The final proposal for Solomon Islands' long-awaited Tina River hydro-power scheme is expected to be ready to go to the government in early 2013.Feasibility studies for a dam on the Tina River began in 2009 but the final proposal was delayed because of unexpected problems with the geology of the river.
Nigel Hall, the European Investment Bank's technical advisor on the Tina River project, told Radio Australia's Pacific Beat program that a new site about 600 to 800 metres upstream is now being considered.
"The geologists have been there on site last month. The results are so far promising and we now need togo back in and get experts to do some drilling work and some seismic work before we sign off on the concept and present it to the Solomon Islands Government," Mr Hall said.
The Solomon Islands Electricity Authority currently uses diesel to generate power, and the country has the highest electricity charges in the Pacific region.
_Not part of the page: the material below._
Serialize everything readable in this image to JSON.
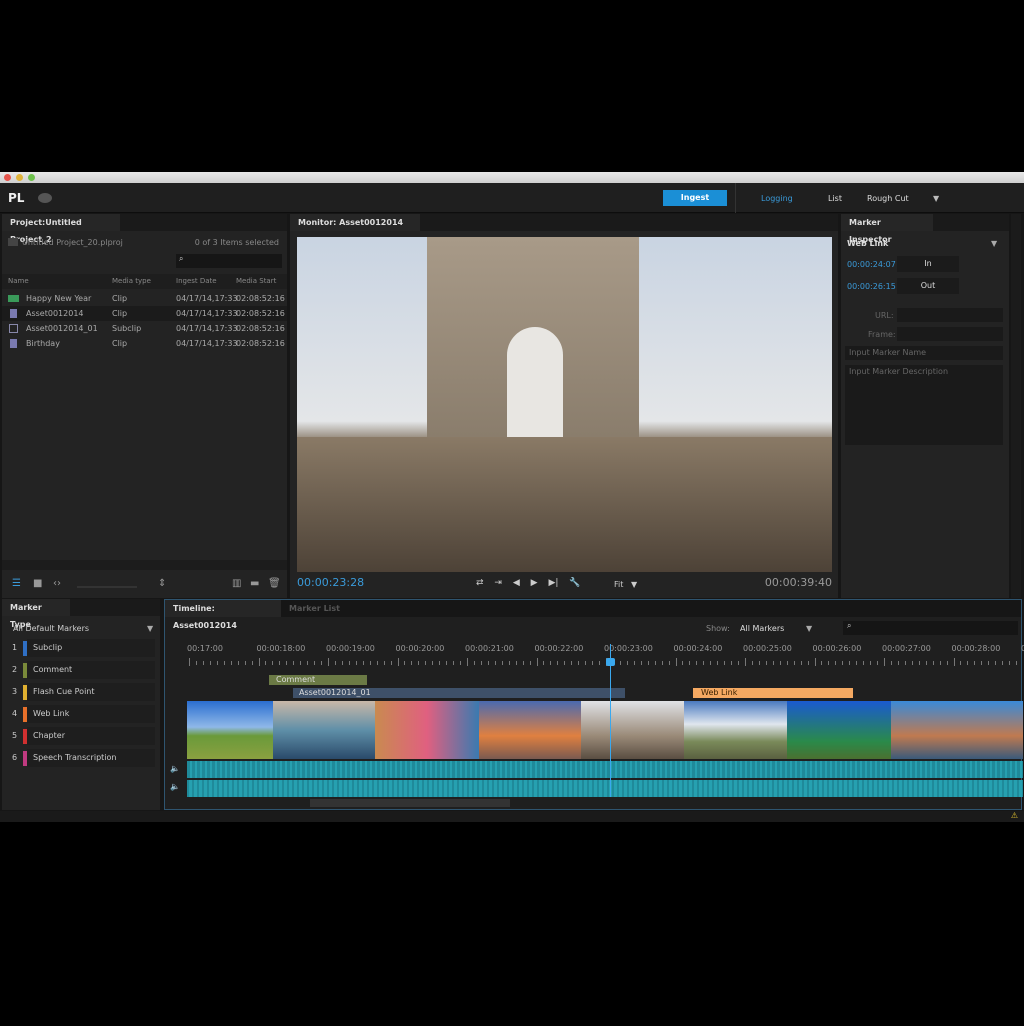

It is hoped that when the Tina River project is completely it will provide a cheaper source of power and put an end to blackouts.
However, Mr Hall warns that it could be 2015 before construction starts, with first power expected in 2017.
"This could frustrate people wanting cheaper power straight away but it's critical that we deal with these issues - of taking a very careful look at the environmental impact and the social issues of the project thoroughly - before any commitments are made to build the project," he said.
An environmental and social impact assessment will be carried out soon, and is expected to take 18 months to two years to complete.
"The initial conclusions on the environmental side are that there seems to be no impacts that we're not going to be able to mitigate adequately," Mr Hall said.
"There are important flora and fauna in the gorge and some of these will be affected however these are not unique environments. There are similar river systems to the east and west of the Tina River."
The total cost of the project, which will include building a dam and small storage reservoir, is likely to exceed $US100 million.